Online piracy is an ever-increasing problem for the power-crazed music and film corporations who have been lobbying for years for changes to be made to the way the law deals with copyright offences.
(Acclaimed News) Online piracy is an ever-increasing problem for the power-crazed music and film corporations who have been lobbying for years for changes to be made to the way the law deals with copyright offences.
The British government has now revealed that is looking to increase the amount of jail time for people convicted of online copyright infringement. The current penalty carries a maximum of two years imprisonment but ministers are considering increasing it to 10 years.
Creative industry representative groups have called for stronger deterrents and updates to the laws covering online piracy, arguing that a short jail sentence is not enough to prevent the problem.
Although the police have stated that small-time downloaders have little to fear from the proposed measures, there are methods available to crack down on them.
The consultation primarily targets those who are distributing pirated content online to enable the mass downloading of movies and music, sometimes even before their release date.
There is likely to be heated debate during the consultation process, with questions being raised by internet rights groups over the involvement in police operations of high profile individuals in the music and film industries who appear to have a strong influence over practices. Copyright crime is even being investigated in police stations by staff whose payroll has been funded by top Hollywood studios and music labels.
Although aimed at the freedom of scientific knowledge, the Guerilla Open Access Manifesto by the late cyber-activist Aaron Swartz, is still fitting in this instance:

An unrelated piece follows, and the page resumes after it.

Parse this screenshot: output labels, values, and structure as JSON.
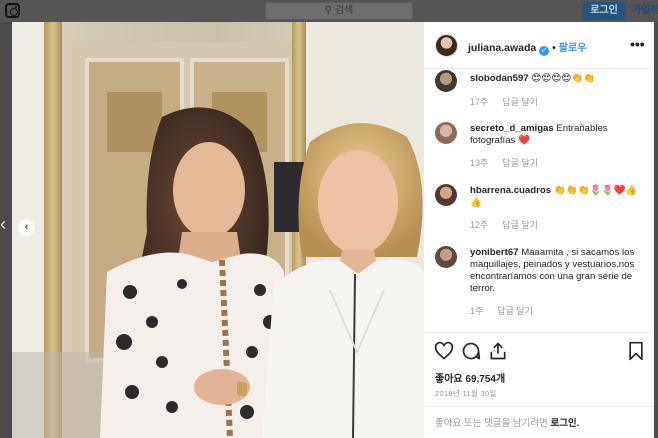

"Information is power. But like all power, there are those who want to keep it for themselves. The world's entire scientific and cultural heritage, published over centuries in books and journals, is increasingly being digitized and locked up by a handful of private corporations."
His manifesto also states:
"But all of this action goes on in the dark, hidden underground. It's called stealing or piracy, as if sharing a wealth of knowledge were the moral equivalent of plundering a ship and murdering its crew. But sharing isn't immoral -- it's a moral imperative. Only those blinded by greed would refuse to let a friend make a copy."
Internet rights groups have suggested that more flexible and affordable methods of accessing new music and movies is the best way to prevent piracy, rather than extended jail sentences for offenders.
Speaking to the media, Intellectual Property Minister Baroness Neville-Rolfe said:
"The government takes copyright crime extremely seriously -- it hurts businesses, consumers and the wider economy both on and offline.
"Our creative industries are worth more than 7 billion to the UK economy and it's important to protect them from online criminal enterprises.
"By toughening penalties for commercial-scale online offending we are offering greater protections to businesses and sending a clear message to deter criminals."
Interestingly, Baroness Neville-Rolfe is well connected in the corporate world; before stepping into Parliament she was Tesco's Company Secretary and Director of Group Corporate Affairs. Her responsibilities also included government lobbying.
She recently voted against amendments to the Modern Slavery Bill that would protect victims.
Industry groups will no doubt point to subscription services such as Spotify and Netflix as evidence that the entertainment industries are trying to offer just such methods, however those who only wish to access free content will never subscribe to any legal service, no matter how cheap or convenient. It's time for Hollywood to adapt or die.
Mick Meaney is a 33 year old independent researcher and alternative media veteran having founded the RINF.COM alternative news website in 2004. He works full-time on exposing the corruption, crimes and misdeeds of the ruling elite.